Heading South-East on route 4 (a section where much of the road work has been completed) leads you directly to route 44, a lightly used trunk road from Phang-Nga to Surat Thani. Given that Hua Hin is around 780 kms from Phuket taking this route, this stretch of road helps make light work of some 220 kms. It also takes you directly to route 41 and on to Chumphon. Route 41 isn’t the best in terms of condition – it, too, is heavily used – but it is better than the 4 to Ranong. You will end up on the 4 again around Chumphon and on to Hua Hin, but this stretch of road is generally okay.
Hua Hin is one of, if not the, oldest resorts in the country very much with its own style, made famous when King Prajadhipok visited in the 1920s. Since then, the place has become known as a royal summer resort. Despite its royal connections however, the town has been as hard hit as many others due to the current situation, yet the weather is generally better, there are still a few restaurants that remain open, and the food is fantastic.
Khun Lerk has lived and built his pier-designed ‘Seaside Restaurant’ just off Naresdamri road over thirty years, starting with only one table. The style of his place is very traditional Thai (see pics), the ambience peaceful with only the sound of the ocean waves moving under the stilts holding the place up.
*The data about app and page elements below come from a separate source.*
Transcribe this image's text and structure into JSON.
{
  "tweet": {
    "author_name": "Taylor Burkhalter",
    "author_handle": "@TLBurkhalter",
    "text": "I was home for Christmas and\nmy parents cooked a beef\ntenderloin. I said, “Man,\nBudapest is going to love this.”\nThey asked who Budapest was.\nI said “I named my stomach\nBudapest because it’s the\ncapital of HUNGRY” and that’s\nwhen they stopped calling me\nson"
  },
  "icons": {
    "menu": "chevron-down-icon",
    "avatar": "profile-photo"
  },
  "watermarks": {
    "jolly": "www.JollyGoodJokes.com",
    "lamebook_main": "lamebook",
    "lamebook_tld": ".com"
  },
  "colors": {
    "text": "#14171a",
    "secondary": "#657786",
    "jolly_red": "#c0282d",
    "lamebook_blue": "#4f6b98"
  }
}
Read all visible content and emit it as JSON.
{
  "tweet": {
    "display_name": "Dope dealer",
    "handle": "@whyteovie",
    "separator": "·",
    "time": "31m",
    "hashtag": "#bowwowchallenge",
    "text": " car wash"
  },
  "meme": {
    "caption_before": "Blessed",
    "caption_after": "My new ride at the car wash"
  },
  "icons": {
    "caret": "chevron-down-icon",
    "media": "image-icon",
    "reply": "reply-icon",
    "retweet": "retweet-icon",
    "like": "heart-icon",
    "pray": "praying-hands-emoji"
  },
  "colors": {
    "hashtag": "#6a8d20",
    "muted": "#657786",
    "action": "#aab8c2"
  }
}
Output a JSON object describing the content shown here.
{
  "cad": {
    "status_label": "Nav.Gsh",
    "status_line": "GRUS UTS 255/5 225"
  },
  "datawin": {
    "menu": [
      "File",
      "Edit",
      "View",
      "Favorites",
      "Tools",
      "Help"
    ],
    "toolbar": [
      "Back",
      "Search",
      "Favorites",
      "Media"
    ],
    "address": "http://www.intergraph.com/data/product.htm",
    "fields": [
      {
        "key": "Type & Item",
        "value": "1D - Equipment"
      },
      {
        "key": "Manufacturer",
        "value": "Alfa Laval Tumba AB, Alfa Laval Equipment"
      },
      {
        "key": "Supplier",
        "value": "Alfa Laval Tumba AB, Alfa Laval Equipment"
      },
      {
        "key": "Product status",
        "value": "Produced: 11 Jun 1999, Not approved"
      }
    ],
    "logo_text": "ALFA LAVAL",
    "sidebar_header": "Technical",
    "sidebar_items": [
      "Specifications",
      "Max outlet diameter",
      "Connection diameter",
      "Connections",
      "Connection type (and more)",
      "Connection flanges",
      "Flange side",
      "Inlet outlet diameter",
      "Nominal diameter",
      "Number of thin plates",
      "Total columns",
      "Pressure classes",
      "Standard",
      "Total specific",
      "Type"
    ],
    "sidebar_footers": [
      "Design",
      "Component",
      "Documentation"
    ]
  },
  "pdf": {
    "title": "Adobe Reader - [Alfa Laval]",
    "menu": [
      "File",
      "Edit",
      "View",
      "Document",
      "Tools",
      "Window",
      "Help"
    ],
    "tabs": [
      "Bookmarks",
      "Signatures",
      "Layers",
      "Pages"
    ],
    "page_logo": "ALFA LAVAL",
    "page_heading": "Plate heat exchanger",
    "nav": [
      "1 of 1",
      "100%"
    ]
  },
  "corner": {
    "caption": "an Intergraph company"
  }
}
His laidback easy manner and good English skills also makes for great conversation. From here you can watch the fishermen bringing in their catch of the day under the watchful gaze of the Jao Mae Tub Tim temple. Not only is his food delicious but also his coffee. A great place for that morning caffeine intake.
If, like me, you sometimes hanker for some good old real English breakfast and maybe a bangers and mash or a steak and kidney pie dinner, there really is nowhere better than Oraya’s Restaurant. Located just off Hai Yak (where five streets all converge) only a minute’s walk from the Hilton hotel, Alan, his wife, Khun Sri and their daughter Khun Ao have created a real family home atmosphere to welcome you with. Oh, and Khun Sri’s Thai food is amazing as well.
What can I say, long-distance riding makes me hungry. It will no doubt be time to plan another ride soon. I’d forgotten just how much I love it.
Hua Hin railway station
The original station building was built in 1910, and rebuilt in 1926, by Prince Purachatra Jayakara (former commander of the Royal State Railways of Siam) to the current Victorian building today. Phra Mongkut Klao Pavilion is one of the main attractions at the station.